▶ [The problem] Filter the listing below, copying every line in which the word "icon" appears.

▶ [Records for this task]
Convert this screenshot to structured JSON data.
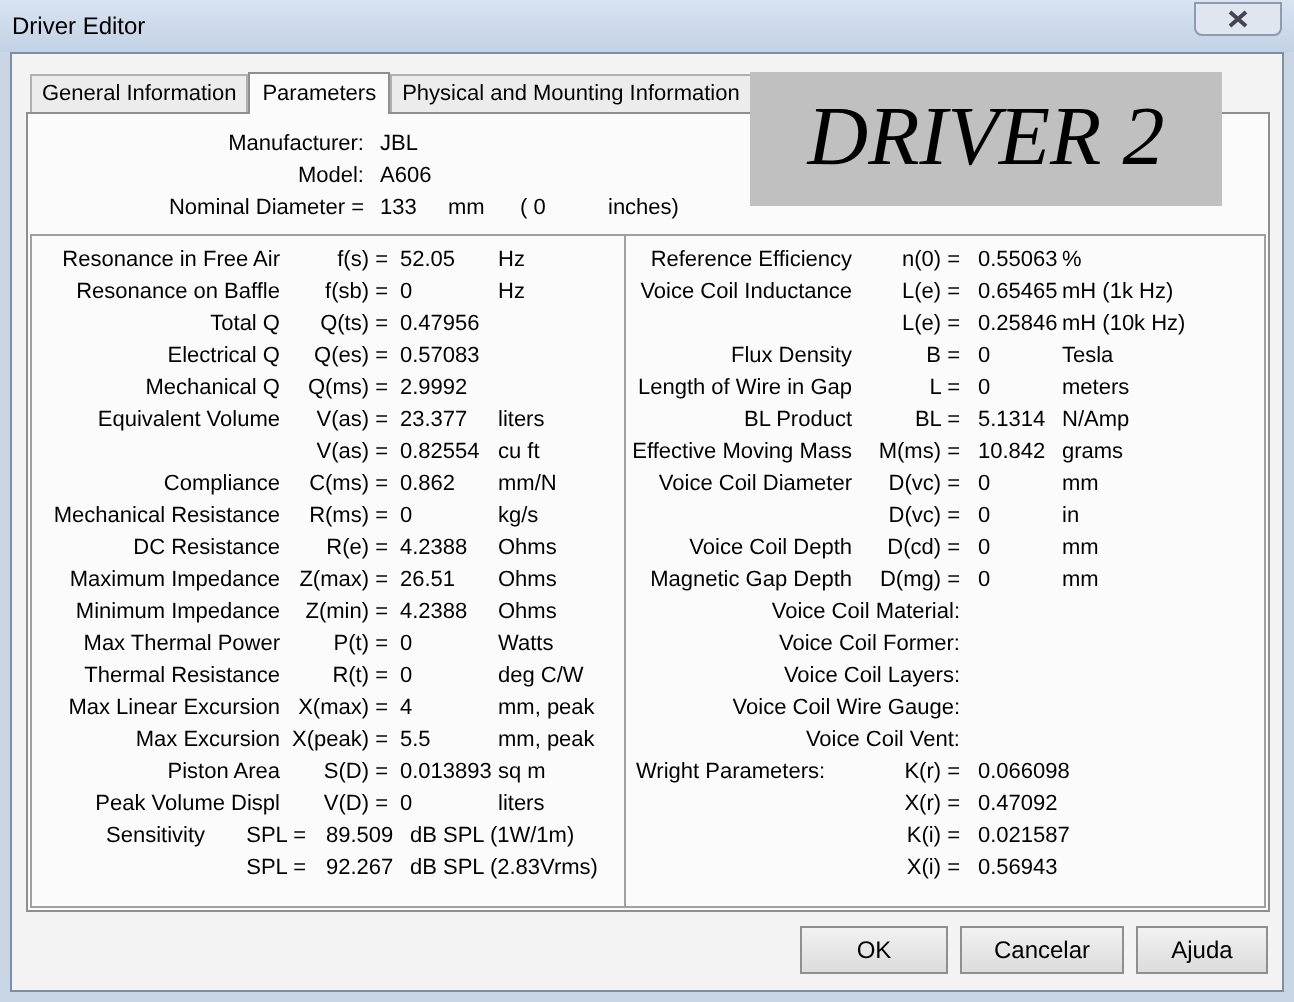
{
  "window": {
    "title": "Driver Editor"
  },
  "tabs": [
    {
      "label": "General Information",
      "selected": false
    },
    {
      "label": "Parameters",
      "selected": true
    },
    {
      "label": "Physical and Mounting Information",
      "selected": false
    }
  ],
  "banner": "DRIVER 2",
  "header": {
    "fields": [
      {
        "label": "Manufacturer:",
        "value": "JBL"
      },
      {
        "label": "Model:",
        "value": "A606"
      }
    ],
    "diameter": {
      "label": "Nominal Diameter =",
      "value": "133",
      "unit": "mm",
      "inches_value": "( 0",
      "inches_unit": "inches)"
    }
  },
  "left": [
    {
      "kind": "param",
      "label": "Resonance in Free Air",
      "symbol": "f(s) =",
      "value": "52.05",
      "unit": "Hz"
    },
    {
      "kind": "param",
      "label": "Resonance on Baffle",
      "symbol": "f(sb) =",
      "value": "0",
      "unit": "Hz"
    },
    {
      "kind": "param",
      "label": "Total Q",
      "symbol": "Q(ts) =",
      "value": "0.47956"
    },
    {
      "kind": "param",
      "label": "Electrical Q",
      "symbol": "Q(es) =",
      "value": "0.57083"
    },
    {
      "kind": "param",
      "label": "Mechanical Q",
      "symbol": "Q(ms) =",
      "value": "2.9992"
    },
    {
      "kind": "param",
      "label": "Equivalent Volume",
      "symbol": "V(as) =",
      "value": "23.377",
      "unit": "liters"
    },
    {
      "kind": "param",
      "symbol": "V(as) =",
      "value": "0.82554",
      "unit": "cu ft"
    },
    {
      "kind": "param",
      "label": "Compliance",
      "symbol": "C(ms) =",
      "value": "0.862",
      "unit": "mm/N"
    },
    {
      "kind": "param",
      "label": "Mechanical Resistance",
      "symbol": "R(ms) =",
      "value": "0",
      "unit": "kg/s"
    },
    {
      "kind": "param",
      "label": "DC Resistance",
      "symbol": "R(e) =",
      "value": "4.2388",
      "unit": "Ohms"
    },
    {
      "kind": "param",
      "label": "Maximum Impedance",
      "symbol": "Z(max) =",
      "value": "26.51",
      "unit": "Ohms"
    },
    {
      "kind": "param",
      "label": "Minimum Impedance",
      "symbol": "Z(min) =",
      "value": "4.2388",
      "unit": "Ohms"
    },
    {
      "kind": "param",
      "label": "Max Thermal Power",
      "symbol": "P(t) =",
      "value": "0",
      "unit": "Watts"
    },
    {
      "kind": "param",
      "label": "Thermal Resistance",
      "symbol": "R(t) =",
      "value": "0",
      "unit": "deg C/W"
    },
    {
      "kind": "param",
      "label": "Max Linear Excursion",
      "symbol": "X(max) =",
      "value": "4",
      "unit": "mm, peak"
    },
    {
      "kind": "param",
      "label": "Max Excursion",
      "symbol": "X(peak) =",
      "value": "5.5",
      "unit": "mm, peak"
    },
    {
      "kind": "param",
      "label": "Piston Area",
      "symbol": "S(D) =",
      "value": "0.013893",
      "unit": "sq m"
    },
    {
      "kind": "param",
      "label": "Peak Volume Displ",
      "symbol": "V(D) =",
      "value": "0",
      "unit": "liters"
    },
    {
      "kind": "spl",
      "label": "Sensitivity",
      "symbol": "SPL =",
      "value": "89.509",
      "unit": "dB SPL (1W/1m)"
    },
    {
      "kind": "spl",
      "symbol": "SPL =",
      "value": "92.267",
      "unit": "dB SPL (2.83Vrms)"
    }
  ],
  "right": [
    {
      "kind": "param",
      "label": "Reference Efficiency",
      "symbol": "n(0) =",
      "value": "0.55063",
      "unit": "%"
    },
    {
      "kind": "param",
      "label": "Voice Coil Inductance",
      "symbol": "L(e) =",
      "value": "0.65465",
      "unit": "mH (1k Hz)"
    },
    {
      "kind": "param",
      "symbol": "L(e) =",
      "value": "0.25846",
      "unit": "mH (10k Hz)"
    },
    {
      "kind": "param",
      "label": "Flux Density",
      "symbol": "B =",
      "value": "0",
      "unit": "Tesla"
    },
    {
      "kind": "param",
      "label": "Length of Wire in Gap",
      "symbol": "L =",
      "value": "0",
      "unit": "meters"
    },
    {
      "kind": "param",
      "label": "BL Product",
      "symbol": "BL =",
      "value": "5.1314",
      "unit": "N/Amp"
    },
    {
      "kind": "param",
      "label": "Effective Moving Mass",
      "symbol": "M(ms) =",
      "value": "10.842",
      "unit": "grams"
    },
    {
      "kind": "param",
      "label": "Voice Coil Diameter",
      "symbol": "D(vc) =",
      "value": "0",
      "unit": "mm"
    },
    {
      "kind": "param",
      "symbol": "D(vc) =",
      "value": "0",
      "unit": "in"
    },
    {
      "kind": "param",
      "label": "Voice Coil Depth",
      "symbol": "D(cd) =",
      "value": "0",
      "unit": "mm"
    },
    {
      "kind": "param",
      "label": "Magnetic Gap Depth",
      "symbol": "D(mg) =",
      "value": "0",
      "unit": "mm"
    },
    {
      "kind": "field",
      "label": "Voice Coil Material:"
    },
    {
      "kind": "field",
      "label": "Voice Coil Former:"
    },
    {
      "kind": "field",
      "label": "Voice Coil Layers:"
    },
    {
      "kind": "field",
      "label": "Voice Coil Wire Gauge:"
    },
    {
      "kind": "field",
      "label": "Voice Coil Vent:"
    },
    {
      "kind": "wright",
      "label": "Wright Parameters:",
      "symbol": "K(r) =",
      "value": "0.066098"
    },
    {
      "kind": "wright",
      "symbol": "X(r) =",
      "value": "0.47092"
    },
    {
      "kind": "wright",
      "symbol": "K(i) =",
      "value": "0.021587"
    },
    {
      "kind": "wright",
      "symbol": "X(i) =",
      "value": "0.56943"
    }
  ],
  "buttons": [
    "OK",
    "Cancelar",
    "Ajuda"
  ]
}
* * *
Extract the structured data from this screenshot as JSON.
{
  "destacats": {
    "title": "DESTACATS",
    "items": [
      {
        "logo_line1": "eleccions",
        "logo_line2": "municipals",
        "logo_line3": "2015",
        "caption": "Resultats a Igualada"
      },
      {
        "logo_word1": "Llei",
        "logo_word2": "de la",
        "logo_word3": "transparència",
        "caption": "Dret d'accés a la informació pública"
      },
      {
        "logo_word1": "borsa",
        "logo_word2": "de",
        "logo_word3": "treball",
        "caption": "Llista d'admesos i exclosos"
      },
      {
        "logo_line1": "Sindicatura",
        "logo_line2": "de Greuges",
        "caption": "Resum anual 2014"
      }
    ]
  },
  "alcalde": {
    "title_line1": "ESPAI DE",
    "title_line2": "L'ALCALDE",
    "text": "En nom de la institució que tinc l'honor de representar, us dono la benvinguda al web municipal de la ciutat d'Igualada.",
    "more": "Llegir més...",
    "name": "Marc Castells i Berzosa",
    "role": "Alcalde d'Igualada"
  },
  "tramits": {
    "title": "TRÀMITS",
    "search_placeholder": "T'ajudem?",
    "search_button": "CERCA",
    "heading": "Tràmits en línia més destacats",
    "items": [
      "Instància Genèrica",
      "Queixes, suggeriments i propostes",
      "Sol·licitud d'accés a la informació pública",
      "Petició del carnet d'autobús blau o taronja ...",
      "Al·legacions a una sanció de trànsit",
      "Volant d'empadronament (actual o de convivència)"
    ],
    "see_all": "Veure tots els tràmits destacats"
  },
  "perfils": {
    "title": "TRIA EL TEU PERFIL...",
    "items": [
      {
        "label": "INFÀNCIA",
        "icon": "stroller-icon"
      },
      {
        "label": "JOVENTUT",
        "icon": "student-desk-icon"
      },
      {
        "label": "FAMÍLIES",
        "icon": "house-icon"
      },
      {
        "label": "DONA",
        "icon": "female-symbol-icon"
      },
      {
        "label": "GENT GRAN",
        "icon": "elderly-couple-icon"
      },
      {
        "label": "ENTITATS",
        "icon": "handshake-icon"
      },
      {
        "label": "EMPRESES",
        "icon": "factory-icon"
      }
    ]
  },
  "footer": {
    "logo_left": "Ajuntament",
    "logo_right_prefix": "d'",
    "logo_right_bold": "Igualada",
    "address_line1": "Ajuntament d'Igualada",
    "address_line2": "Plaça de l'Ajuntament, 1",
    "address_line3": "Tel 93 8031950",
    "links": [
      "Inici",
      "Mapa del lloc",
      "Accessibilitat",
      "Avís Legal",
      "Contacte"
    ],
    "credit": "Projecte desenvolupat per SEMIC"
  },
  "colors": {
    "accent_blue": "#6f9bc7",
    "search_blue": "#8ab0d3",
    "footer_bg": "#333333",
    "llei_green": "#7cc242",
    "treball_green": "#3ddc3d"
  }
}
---
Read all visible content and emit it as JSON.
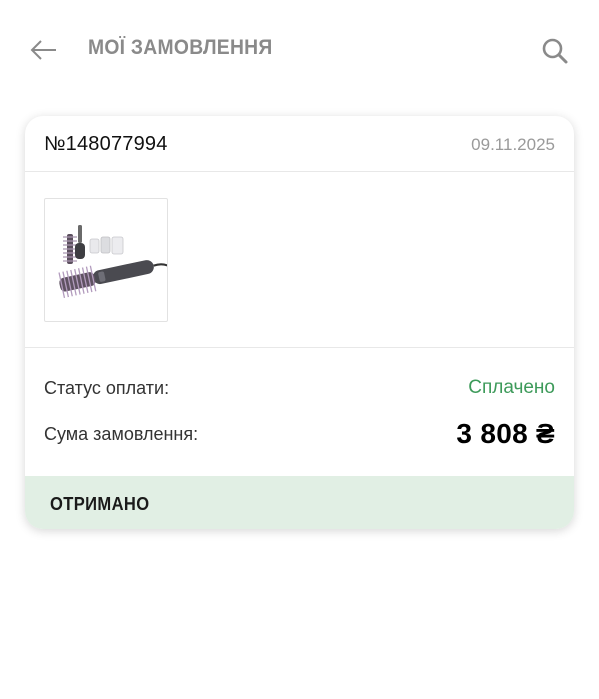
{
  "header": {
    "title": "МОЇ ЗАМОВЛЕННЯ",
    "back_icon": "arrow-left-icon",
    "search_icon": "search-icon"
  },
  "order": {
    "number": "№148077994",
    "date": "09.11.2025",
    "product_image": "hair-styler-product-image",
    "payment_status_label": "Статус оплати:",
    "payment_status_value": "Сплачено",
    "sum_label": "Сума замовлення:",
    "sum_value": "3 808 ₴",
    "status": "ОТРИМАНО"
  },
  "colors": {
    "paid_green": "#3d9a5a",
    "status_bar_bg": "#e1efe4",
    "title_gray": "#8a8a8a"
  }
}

▶ [Answer for this exercise]
        "icon": "stroller-icon"
        "icon": "student-desk-icon"
        "icon": "house-icon"
        "icon": "female-symbol-icon"
        "icon": "elderly-couple-icon"
        "icon": "handshake-icon"
        "icon": "factory-icon"
    "back_icon": "arrow-left-icon",
    "search_icon": "search-icon"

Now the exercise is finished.